Trout, Northern Pike & Paddlefish
Rainbow trout are named for the pinkish band along their sides. Black spots cover the silvery flanks and the tail. The rainbow trout is not native in most rivers, streams and smaller impoundments in the central states, although they are stocked to provide a winter fishery. There are several places where trout do survive the summer. However, these populations are maintained through winter stocking, and generally most of the stocked fish are caught during the trout season. Trout are obtained from private, state and federal hatcheries.
Brown trout, sometimes called german brown trout have light brownish or yellowish flanks with black and orange spots, usually with lighter halos. The tail may have a few scattered spots near the top or none at all.
One of our most interesting fish, the paddlefish is a prehistoric remnant that is native to the larger rivers of the central states including the Missouri, Marais des Cygnes, Osage, Kansas, Neosho and Arkansas. Generally these fish only appear in the spring when they move upstream to spawn. They feed on plankton, and the only way to catch them is snagging.
The northern pike have greenish sides with rows of cream colored, bean shaped spots. The tips of the tail are usually rounded. It was stocked more widely in the late 1960s as a means of controlling panfish. The northern pike prefers clear, weedy water and the eggs must be laid on flooded plant material. Recently, several smaller lakes have received northern pike stockings.
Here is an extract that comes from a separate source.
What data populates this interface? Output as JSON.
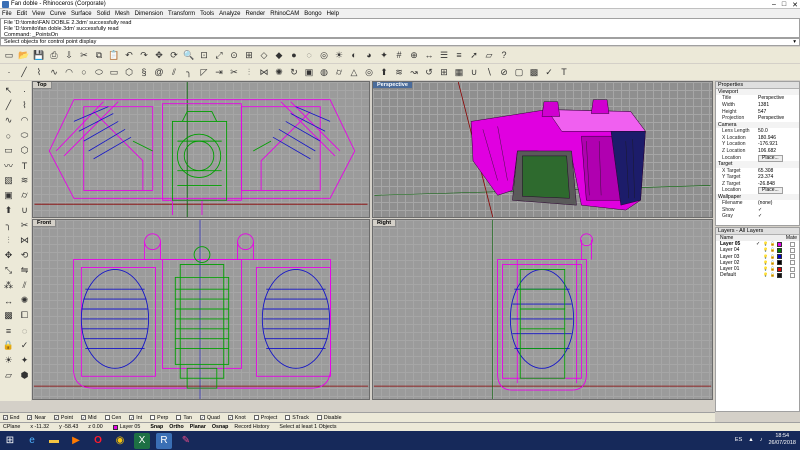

It is hoped that the toothy predators can help control panfish numbers as well as provide anglers with an exciting opportunity. Pike are also called jacks, pickeral or snakes.